So, what were the reasons for removing K-16? First, production had been unstable, and in 2019, only three young fledged, and in 2020, no eggs were laid. Then, the gate was usually locked when we had time to monitor, usually because of concerns with managing safe visitations around the pandemic.

But the number one reason for removing K-16 was the growing Purple Martins’ colony at the farm. The Purple Martin Conservation Association has listed American Kestrels as a threat to Purple Martins. I don’t raise martins, but I belong to the PMCA and they know what they are talking about. So, we thought it best, before any incidents are recorded, that K-16 should be moved to make the farm safer for the martins.

A rehabilitated box was painted with the number 16 on its front panel and now stands at a good site with no martin hotels in the area. Kestrel conservation will continue with a total of 18 boxes making for a stable project that has fledged 1,288 young falcons since its first productive family in 1995.

A brave mother kestrel protects her young on May 20, 2019.

Two extremely positive events took place on June 7 and 17 when orphaned kestrels from the Ohio Wildlife Center were fostered. One orphan was added to a family of four nestlings, and the later one joined a second family of three nestlings. As far as fostering is concerned, I say that parent birds can’t count and they always accept the fostered youngsters as long as they are of the same age as the original family. Once the fostered birds were added, the project fledged 58 young falcons. 

The following event has been published in two newsletters, but I thought it deserved more exposure since it was so unique and memorable to its victim. On May 23, 2020, an event took place that really made me smile after everything ended without any detrimental outcomes; a female American Kestrel hit my head. Good news for both of us, she did not grab my head with her talons. I was wearing my Ohio State Parks and Watercraft volunteer’s cap, and instead of a solid fabric, two-thirds of the cap’s crown is a plastic mesh fabric that allows maximum ventilation to one’s head. Had the falcon grabbed it while trying to make me bleed, the webbed fabric might have tangled with her talons to cause flight problems.
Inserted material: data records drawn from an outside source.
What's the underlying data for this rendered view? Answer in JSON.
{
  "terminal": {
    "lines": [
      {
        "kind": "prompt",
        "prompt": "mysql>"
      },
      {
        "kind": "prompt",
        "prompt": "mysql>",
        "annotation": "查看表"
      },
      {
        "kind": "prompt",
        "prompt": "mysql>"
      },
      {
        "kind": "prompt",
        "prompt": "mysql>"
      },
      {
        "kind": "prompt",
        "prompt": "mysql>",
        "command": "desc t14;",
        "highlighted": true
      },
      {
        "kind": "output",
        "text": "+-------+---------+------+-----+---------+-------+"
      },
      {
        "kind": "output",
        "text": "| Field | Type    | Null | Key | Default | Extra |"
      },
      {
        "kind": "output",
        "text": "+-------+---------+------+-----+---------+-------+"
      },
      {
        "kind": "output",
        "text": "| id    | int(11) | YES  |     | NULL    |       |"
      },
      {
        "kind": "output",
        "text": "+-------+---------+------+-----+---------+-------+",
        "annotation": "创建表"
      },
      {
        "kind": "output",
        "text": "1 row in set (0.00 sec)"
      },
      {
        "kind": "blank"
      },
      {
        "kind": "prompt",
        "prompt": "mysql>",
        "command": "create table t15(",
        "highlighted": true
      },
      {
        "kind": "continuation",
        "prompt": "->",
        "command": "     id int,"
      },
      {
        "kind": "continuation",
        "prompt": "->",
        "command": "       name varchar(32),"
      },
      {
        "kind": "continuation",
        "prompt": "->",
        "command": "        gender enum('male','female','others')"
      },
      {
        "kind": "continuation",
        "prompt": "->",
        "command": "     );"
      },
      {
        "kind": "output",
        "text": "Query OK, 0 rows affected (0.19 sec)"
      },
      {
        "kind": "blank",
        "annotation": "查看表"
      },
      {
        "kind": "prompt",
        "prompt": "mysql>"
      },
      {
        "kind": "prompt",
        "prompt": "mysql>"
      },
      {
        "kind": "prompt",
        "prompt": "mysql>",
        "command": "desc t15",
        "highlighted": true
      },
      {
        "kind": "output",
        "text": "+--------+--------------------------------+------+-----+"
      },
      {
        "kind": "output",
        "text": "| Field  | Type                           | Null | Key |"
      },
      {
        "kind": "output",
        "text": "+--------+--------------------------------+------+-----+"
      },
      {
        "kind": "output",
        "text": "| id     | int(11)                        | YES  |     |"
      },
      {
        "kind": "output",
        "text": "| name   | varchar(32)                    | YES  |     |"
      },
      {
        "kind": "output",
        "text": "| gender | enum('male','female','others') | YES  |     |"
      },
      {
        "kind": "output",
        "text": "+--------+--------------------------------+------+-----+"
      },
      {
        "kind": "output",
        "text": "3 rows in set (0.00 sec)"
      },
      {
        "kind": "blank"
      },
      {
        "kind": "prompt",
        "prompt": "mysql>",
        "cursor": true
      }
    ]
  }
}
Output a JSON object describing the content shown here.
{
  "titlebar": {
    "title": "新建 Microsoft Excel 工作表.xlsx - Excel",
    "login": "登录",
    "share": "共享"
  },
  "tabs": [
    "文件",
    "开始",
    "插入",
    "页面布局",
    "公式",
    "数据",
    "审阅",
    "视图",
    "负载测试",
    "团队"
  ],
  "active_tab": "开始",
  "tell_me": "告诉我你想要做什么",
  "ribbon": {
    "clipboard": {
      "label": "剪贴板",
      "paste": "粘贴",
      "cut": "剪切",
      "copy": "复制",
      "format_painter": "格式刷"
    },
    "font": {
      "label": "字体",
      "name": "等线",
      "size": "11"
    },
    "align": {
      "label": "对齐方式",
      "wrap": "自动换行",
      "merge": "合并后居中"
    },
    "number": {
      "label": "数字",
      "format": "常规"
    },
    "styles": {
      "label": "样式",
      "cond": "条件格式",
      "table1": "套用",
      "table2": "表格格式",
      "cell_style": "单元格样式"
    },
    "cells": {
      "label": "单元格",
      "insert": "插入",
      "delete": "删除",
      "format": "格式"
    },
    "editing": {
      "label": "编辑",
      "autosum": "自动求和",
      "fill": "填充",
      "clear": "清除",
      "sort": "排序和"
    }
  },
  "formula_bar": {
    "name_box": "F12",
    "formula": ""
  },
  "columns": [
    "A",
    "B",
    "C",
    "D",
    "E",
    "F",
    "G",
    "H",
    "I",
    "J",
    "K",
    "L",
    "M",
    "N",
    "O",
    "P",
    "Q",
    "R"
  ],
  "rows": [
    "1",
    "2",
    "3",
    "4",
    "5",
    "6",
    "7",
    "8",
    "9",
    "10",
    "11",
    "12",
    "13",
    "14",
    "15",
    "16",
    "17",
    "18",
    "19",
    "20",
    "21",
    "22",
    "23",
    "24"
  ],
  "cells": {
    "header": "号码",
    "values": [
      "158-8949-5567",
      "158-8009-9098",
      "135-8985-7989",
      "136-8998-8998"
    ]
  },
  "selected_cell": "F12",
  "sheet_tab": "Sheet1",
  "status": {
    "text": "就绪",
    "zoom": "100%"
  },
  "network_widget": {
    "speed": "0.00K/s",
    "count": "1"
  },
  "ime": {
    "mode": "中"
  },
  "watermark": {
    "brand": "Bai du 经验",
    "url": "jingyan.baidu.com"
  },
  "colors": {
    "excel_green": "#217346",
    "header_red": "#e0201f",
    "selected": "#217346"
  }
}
American Kestrel in flight

The thump on my head felt like a sock full of sand and she hit on the left side of the back of my skull. I believe she made contact with one side of her breast bone’s keel that contains muscles connected to her wing. Ironically, I believe I caused the collision since I had just reached the kestrel box to unfasten its hook. As I raised the hinged lid, I leaned to the left to allow the lid to pass my face and the hawk was too close to avoid hitting me.

Was she hurt? No, she flew fifty or more yards east to land on the utility wire to prepare for more passes. After I counted a family of five nestlings, I gently picked one up, and descended the ladder to join a laughing Dick Phillips. I handed the youngster to Dick, and then I went about writing band numbers and other information in my banding book. Dick held the bird’s body to present its leg to the jaws of my banding plyers. After I closed the leg band around the falcon’s tarsus, Dick climbed the ladder to return the nestling to its nest, after which he selected the second bird to be banded.

As Dick approached the top of the ladder, the determined mother launched another attack, and as she was within ten yards of her target, I blasted her with a loud, forceful pish-h-h-h. Hearing the pish, she veered off course to pass Dick and circled for a second attempt. I pished again to deter her. This went on for each trip up the ladder to return one and select another nestling to be banded. The good news is, her added attacks told us that she had not been injured when she delivered her first protest to my head.

Much is being reported on the decline of the kestrel population during recent decades, but every kestrel nestbox project that I am aware of has successfully raised our continent’s smallest falcon. We need more conservation projects to answer the small falcon’s need. So, conserve on!